Unsurprisingly, mixed in with these overall positive impressions, there are also a few areas for improvement.  An obvious one is the lack of a WYSIWYG editor.  Another is the rather mystifying decision to close comments on a diaries after a couple of days.  Some conversations flow more slowly; and it often takes a while for links to percolate through the blogosphere.  By the time a lot of people saw to my request for input on Meet the Bloggers on FDL, it was too late for them to comment here.  Maybe there’s something I’m missing, but I’m not sure what purpose is served by shutting off conversation.

facebook logoThere’s also a problem with how diaries look when you post them on Facebook.  In WordPress’ default configurations, Facebook typically does a surprisingly good job of extracting useful text to post — the first paragraph or a quote.   For Oxdown diaries, posted items just say “Just another Firedoglake weblog”.   (Post it yourself to find out!)  As Kevin Bondelli’s Generational Differences in Online Political Engagement on Future Majority discusses, Facebook is increasingly important not only a notification mechanism but a discussion mechanism.  FDL already shows more awareness of Facebook than any other big progressive blog I know, with one-click access to people’s Facebook profiles; it would be great for Oxdown to build on this.

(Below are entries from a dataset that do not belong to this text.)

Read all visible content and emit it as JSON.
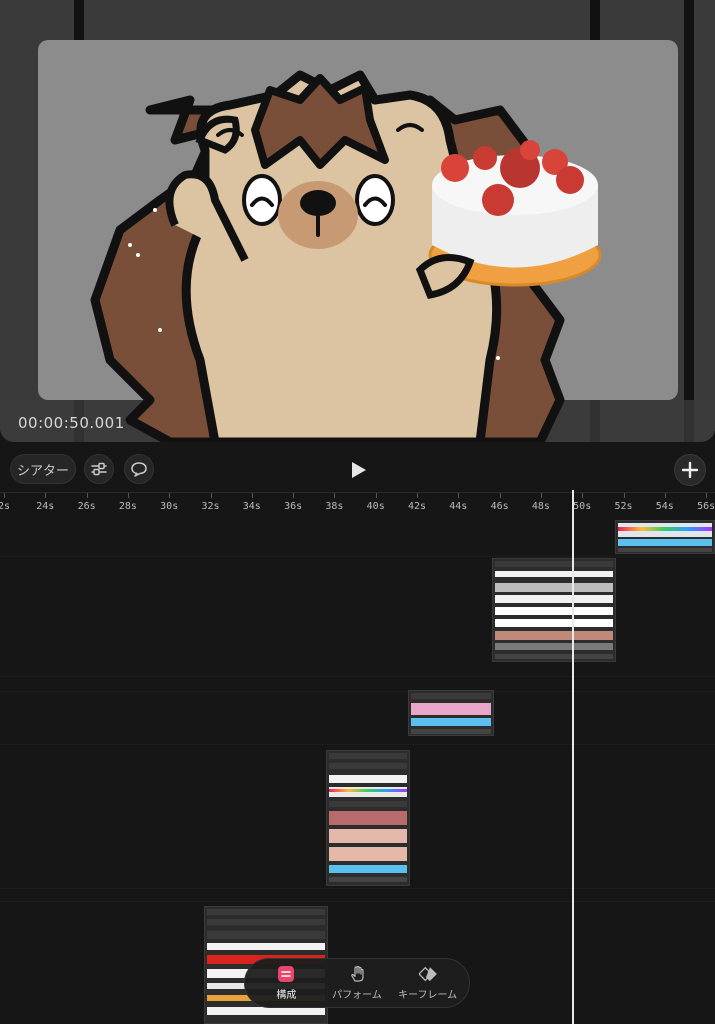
{
  "preview": {
    "timecode": "00:00:50.001"
  },
  "toolbar": {
    "theater_label": "シアター",
    "adjust_icon": "sliders-icon",
    "comment_icon": "speech-bubble-icon",
    "play_icon": "play-icon",
    "add_icon": "plus-icon"
  },
  "ruler": {
    "labels": [
      "2s",
      "24s",
      "26s",
      "28s",
      "30s",
      "32s",
      "34s",
      "36s",
      "38s",
      "40s",
      "42s",
      "44s",
      "46s",
      "48s",
      "50s",
      "52s",
      "54s",
      "56s"
    ]
  },
  "bottom_nav": {
    "items": [
      {
        "label": "構成",
        "icon": "composition-icon",
        "active": true
      },
      {
        "label": "パフォーム",
        "icon": "hand-icon",
        "active": false
      },
      {
        "label": "キーフレーム",
        "icon": "keyframe-icon",
        "active": false
      }
    ]
  },
  "colors": {
    "accent": "#e8476b",
    "clip_blue": "#5bc0ee",
    "playhead": "#e8e8e8",
    "background": "#161616"
  }
}
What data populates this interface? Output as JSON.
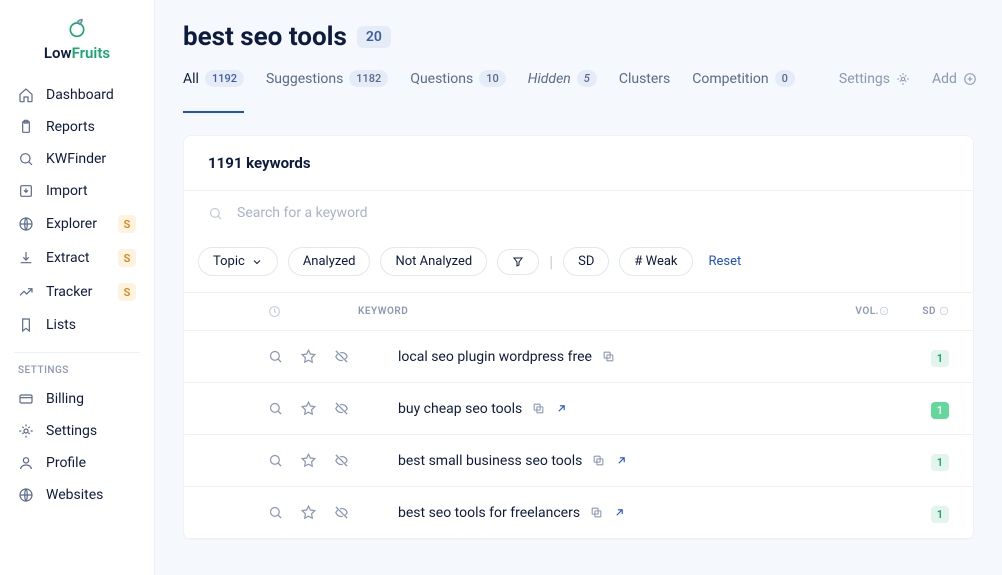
{
  "logo": {
    "low": "Low",
    "fruits": "Fruits"
  },
  "sidebar": {
    "items": [
      {
        "label": "Dashboard",
        "icon": "home"
      },
      {
        "label": "Reports",
        "icon": "clipboard"
      },
      {
        "label": "KWFinder",
        "icon": "search"
      },
      {
        "label": "Import",
        "icon": "import"
      },
      {
        "label": "Explorer",
        "icon": "globe",
        "badge": "S"
      },
      {
        "label": "Extract",
        "icon": "download",
        "badge": "S"
      },
      {
        "label": "Tracker",
        "icon": "trend",
        "badge": "S"
      },
      {
        "label": "Lists",
        "icon": "bookmark"
      }
    ],
    "settingsLabel": "SETTINGS",
    "settingsItems": [
      {
        "label": "Billing",
        "icon": "card"
      },
      {
        "label": "Settings",
        "icon": "gear"
      },
      {
        "label": "Profile",
        "icon": "user"
      },
      {
        "label": "Websites",
        "icon": "globe"
      }
    ]
  },
  "header": {
    "title": "best seo tools",
    "count": "20"
  },
  "tabs": [
    {
      "label": "All",
      "count": "1192",
      "active": true
    },
    {
      "label": "Suggestions",
      "count": "1182"
    },
    {
      "label": "Questions",
      "count": "10"
    },
    {
      "label": "Hidden",
      "count": "5",
      "italic": true
    },
    {
      "label": "Clusters"
    },
    {
      "label": "Competition",
      "count": "0"
    }
  ],
  "rightTabs": {
    "settings": "Settings",
    "add": "Add"
  },
  "panel": {
    "keywordsCount": "1191 keywords",
    "searchPlaceholder": "Search for a keyword",
    "chips": {
      "topic": "Topic",
      "analyzed": "Analyzed",
      "notAnalyzed": "Not Analyzed",
      "sd": "SD",
      "weak": "# Weak"
    },
    "reset": "Reset",
    "columns": {
      "keyword": "KEYWORD",
      "vol": "VOL.",
      "sd": "SD"
    }
  },
  "rows": [
    {
      "keyword": "local seo plugin wordpress free",
      "sd": "1",
      "ext": false,
      "bright": false
    },
    {
      "keyword": "buy cheap seo tools",
      "sd": "1",
      "ext": true,
      "bright": true
    },
    {
      "keyword": "best small business seo tools",
      "sd": "1",
      "ext": true,
      "bright": false
    },
    {
      "keyword": "best seo tools for freelancers",
      "sd": "1",
      "ext": true,
      "bright": false
    }
  ]
}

Finally, there’s the lack of trackbacks.  Trackbacks are a way of automatically notifying any pages that you’ve linked to in the story that hey, somebody’s talking about you.  Take Kevin Bondelli, for example; I have no idea whether he reads Oxdown, so unless I take the time to track down contact information for him and send him mail that gets past spam filters, he might never know that I just referenced his article.  Trackbacks automate that.  And for those like me who approach blogs as narrative, trackbacks are also valuable for weaving together different threads of long-running, interlocking stories — the comment stream here is a good example.  So it would be really valuable to provide this functionality.

Hopefully these last three paragraphs focusing on areas for improvement haven’t given the wrong impression — stuff like this is only to be expected for something as new as Oxdown.  What’s encouraging is that all of them seem likely to be easy to address if others also see them as important.  Oxdown has a real advantage in building on top of the solid WordPress platform, rather than rolling their own the way Soapblox had to a few years ago, and so they’re likely to be able to make changes relatively easily.

So on the whole, at least from the perspective of my first week, things look very good for Oxdown Gazette: I had a good first experience, it’s a solid platform, and (probably most importantly) the big carrot of being able to get a link from FDL’s home page is indeed accessible to the community.  Of course, it’s early days yet, but it seems to me that the initial results are very promising.

What do others think?


Facebook graphic from AJC1’s flickr site,
licensed under Creative Commons

* their FAQ makes the “security-through-obscurity” argument that this would lead to people gaming the system

** one of my posts was front-paged, which somewhat strangely seemed to take it out of eligibility for appearing on either the recommended list (and hence FDL) or the “recent diaries” on the right.

*** In retrospect, I probably should have put something about Voter Suppression Wiki in the title as well; in advertising terms, why pass up a chance for free brand impressions?  Ah well, live and learn.